Loved the stocky look of the sheep in Sheep and Goat, the loose line work and liveliness in Feeding the Sheep, the simplicity of Time to Sleep, Sheep the Sheep! and the overall art in Russel the Sheep. Couldn't stop laughing when reading Wool Gathering, and really enjoyed the watercolor art in Baa-choo! and the story was short and sweet. Some of the other sheep stories tended to be on the longer side, and those I just scanned through instead of thoroughly reading. Hey, I'm not perfect, but at least I'm honest! (and I'm not sheepish about it... baaa haa haa haaaa.)

While at the library I found this cute little picture book called "Bear in the Air," written by Susan Meyers and illustrated by Amy Bates. I fell in love with both the story and the art instantly, and will be adding this to my favorite collection as soon as I can! I would love to see more of the illustrator's work and I intend to borrow the rest of her books in the future. What a nice little find!

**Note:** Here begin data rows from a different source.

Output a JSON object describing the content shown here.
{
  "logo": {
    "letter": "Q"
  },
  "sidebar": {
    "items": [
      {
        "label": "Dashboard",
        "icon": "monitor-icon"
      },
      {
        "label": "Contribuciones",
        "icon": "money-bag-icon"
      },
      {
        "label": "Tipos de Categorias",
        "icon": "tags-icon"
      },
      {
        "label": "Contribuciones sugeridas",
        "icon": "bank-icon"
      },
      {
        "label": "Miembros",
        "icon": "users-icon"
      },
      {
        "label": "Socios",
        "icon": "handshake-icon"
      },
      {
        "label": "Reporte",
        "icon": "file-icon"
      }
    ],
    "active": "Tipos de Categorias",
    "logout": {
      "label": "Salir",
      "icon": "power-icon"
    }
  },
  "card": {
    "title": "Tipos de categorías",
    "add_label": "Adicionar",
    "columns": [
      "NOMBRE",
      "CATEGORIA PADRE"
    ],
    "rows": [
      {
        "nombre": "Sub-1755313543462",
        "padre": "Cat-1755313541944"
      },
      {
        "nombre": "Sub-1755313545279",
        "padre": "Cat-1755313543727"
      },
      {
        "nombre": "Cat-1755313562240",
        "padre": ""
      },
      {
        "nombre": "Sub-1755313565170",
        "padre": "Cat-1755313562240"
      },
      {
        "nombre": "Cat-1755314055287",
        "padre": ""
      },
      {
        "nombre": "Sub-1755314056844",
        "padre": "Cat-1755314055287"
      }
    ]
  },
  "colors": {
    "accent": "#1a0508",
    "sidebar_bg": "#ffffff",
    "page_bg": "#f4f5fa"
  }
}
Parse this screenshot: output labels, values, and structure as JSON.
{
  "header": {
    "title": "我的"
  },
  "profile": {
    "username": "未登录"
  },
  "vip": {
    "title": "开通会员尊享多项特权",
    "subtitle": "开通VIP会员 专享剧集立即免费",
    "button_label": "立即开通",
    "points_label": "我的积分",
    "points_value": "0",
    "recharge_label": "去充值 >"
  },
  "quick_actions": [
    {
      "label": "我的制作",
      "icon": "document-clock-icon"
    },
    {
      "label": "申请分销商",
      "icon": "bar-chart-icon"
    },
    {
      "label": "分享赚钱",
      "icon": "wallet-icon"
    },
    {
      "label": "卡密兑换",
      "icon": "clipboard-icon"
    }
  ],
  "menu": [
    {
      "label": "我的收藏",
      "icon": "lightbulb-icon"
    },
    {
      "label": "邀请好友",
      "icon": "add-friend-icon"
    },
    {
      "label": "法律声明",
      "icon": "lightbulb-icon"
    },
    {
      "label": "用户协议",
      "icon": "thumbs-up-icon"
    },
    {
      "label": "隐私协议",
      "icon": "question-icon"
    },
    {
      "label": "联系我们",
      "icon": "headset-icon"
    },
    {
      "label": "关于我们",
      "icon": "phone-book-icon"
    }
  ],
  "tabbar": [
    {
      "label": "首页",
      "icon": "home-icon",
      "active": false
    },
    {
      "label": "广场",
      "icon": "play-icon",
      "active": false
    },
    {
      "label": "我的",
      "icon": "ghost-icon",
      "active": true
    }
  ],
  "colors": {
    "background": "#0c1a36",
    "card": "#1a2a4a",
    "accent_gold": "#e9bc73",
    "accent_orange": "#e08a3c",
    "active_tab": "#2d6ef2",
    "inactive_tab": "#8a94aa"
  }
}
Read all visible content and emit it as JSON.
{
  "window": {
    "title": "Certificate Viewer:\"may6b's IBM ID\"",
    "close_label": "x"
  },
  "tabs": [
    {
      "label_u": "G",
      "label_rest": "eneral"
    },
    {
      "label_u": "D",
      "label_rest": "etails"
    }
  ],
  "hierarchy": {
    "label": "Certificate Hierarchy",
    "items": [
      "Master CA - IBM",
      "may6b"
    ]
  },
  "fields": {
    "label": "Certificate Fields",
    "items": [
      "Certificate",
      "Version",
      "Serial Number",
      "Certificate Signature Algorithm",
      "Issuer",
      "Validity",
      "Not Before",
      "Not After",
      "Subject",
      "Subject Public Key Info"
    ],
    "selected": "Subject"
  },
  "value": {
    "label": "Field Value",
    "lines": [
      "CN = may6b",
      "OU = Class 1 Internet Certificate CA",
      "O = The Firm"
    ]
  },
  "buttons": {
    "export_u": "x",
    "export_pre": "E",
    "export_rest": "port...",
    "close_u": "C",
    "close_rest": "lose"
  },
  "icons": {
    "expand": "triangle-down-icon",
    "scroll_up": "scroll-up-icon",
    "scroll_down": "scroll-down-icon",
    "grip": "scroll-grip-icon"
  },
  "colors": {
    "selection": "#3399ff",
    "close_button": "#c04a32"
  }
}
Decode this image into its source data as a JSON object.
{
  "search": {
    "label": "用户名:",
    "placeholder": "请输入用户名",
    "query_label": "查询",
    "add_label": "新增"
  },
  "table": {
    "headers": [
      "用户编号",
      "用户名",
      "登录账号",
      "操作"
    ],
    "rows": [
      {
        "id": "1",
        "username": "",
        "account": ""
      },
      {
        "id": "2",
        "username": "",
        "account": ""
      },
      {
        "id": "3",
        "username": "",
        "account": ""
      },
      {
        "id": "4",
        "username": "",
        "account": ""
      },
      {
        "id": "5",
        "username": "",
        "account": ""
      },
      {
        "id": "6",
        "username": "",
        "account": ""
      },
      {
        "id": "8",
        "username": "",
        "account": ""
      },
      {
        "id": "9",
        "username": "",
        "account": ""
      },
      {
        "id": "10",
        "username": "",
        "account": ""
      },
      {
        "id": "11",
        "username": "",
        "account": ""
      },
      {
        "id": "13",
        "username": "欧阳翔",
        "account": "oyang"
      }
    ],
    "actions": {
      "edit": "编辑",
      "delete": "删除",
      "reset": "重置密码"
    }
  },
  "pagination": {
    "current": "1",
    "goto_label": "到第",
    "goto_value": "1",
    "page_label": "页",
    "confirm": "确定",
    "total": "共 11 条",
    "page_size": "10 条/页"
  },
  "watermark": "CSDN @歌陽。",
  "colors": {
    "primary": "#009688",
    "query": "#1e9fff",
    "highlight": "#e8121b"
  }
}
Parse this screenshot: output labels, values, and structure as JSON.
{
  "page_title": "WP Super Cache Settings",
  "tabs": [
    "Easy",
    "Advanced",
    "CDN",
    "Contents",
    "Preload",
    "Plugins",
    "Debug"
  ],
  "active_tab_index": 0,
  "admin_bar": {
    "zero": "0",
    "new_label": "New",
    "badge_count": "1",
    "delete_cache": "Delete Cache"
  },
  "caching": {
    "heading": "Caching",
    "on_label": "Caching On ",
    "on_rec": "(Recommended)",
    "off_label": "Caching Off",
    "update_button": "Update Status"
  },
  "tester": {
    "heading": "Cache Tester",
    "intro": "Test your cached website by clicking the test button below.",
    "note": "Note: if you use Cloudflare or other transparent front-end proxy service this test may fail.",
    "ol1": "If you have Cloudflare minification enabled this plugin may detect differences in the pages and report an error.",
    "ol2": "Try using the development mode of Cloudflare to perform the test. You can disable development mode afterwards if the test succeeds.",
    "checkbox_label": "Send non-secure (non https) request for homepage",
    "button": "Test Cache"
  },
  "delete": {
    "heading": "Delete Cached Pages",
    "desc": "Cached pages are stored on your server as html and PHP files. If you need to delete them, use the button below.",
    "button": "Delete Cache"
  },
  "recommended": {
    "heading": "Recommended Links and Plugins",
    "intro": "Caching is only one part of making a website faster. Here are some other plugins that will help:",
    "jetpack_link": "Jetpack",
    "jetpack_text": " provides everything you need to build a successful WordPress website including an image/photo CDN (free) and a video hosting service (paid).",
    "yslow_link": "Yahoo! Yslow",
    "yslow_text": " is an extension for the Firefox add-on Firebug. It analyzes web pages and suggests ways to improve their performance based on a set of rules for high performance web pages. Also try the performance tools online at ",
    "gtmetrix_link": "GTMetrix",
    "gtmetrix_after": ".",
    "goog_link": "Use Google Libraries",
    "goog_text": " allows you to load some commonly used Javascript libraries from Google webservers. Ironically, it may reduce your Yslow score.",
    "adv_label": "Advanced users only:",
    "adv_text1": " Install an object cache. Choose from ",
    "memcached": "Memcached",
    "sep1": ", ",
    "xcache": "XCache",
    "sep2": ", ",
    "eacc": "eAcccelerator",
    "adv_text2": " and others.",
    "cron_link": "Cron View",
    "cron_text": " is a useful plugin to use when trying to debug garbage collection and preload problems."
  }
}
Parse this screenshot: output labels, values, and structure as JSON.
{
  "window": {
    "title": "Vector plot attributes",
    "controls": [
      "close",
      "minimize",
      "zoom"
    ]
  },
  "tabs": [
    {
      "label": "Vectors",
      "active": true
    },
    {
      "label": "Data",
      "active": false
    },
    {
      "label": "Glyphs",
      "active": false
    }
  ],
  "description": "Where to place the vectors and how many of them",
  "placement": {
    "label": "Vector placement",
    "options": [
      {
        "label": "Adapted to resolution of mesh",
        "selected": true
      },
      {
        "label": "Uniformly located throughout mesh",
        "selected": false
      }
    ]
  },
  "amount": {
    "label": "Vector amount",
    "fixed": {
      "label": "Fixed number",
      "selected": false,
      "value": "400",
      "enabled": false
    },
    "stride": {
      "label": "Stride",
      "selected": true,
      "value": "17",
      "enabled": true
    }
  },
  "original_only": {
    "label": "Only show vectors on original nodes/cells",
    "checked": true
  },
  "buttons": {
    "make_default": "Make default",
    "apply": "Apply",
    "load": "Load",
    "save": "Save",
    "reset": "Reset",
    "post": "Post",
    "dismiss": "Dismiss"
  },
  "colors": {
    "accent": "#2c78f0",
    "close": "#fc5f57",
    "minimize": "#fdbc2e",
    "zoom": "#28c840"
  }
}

ALSO - Further research for Super-Secret Project #1 will involve lots of Nursery Rhyme and Mother Goose readings. I've got a poll on the left side of my blog here (below the owl sitting on the planet) so I can find out what are the most commonly known rhymes. I'd love your participation, if you are willing! Thanks!

Until next time, my furry friends...